|July 3, 2000 |
Senate Signals Opposition to Bid
For Sprint by Deutsche Telekom
By JOHN R. WILKE
Staff Reporter of THE WALL STREET JOURNAL
WASHINGTON -- Senate leaders signaled opposition to a possible attempted takeover of Sprint Corp. by German phone giant Deutsche Telekom AG.
In a sternly worded letter sent Friday to Federal Communications Commission Chairman William Kennard, 30 senators called any such bid by a foreign government-owned company "contrary to U.S. law, and inconsistent with our policy to promote competition and maintain a secure communications system for our national security."
The move introduces a new political element to the drama over the future of Sprint, which last year agreed to be acquired by WorldCom Inc. for $129 billion in stock. But the deal has been challenged by U.S. and European antitrust enforcers and is expected to fall apart.

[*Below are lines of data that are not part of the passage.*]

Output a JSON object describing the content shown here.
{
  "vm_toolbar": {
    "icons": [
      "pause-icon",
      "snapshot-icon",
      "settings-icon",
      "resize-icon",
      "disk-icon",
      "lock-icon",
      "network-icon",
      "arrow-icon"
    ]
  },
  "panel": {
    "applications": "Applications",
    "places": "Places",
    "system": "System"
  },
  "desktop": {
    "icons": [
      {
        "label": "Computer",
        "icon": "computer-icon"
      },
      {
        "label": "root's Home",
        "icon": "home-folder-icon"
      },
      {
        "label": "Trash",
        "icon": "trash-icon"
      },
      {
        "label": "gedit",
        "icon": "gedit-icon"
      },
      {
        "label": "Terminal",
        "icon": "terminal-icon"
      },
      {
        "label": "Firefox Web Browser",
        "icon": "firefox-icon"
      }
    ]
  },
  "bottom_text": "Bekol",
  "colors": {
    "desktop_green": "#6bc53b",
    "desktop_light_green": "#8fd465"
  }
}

The letter by Democrat Ernest F. Hollings of South Carolina won bipartisan support including Senate Majority Leader Trent Lott of Mississippi and Minority Leader Tom Daschle of South Dakota.
"We are not opposed to foreign investment in U.S. communications forms," the senators wrote. "For example, there was no objections to Vodafone's purchase of AirTouch or France Telecom's holding a noncontrolling 10% interest in Sprint." But they noted that U.S. law bars transfer of FCC licenses to companies that are more than 25%-owned by a foreign government.
In recent years, the FCC has waived some ownership restrictions for World Trade Organization member countries, but the policy hasn't yet been tested by a major U.S. acquisition by a foreign government-owned company.
Mr. Kennard declined to comment on the matter Friday. But an FCC official acknowledged any such deal would get careful scrutiny.
"We're not going to prejudge anything. We would analyze any risk to competition and whether the transaction is in the public interest, just as we would do in any other deal," the official said Saturday.
The lawmakers' letter notes that other WTO-member countries also bar foreign government ownership of telecommunications companies. Italy, Spain and Hong Kong already impose restrictions, and "U.S. regulators should be similarly skeptical," the letter said.
Sen. Hollings last week introduced legislation that would forbid the FCC from waiving U.S. ownership restrictions for companies that are more than 25% government-owned, even if that government belongs to a WTO member. In introducing the bill, Sen. Hollings said that Deutsche Telekom "operates from a protected home market," as do the French and Japanese telephone firms, and that these companies would have an unfair advantage in the U.S. market. He also suggested that European regulators acted to protect the interests of government-owned companies. "Government ownership of commercial assets results in significant marketplace distortion," conferring easy access to capital and favorable interest rates, he said.
Deutsche Telekom, which retains monopoly power in its home market, is 59%-owned by the German government. Its executives have made no secret of their interest in a U.S. acquisition, and the company is believed to be the most likely bidder to step forward with a bid for Sprint, in which it already has a 10% stake. One Deutsche Telekom official, who said Sprint was discussed at a management board meeting of the German company last week, called the situation "a new alternative that we hadn't expected would arise."